Not everybody needs a personal web site, but every small business does. The Internet is where you find companies, do research, and compare prices—even for stuff you don't typically associate with the Web. When I needed a roofing contractor recently, I solicited five proposals, but finally picked one of two companies with a Web presence. I certainly couldn't get a quote that way, but I got reassurance that I was dealing with a real company, an outfit that had a license and insurance.
For most small businesses, setting up a Web site has been exasperating and somewhat expensive. They've needed to find and hire a Web designer (something like picking a roofer) and pay regular fees for maintenance and hosting. That's what Dan Brown, a former colleague who is now a marketing and communications consultant, did eight years ago.

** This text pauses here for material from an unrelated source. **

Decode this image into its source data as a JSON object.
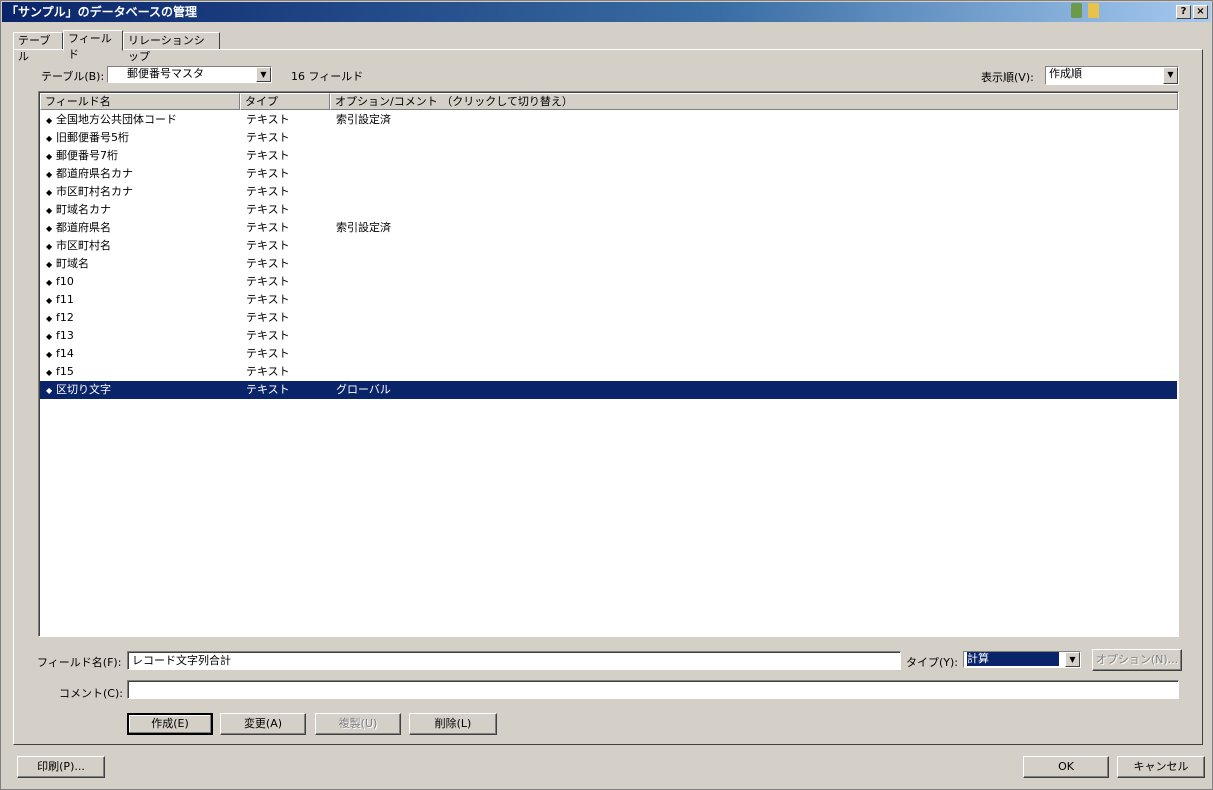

But he found that his site drew few leads, and he chafed at paying recurring fees to keep the site running. He pulled the plug at the end of 2002.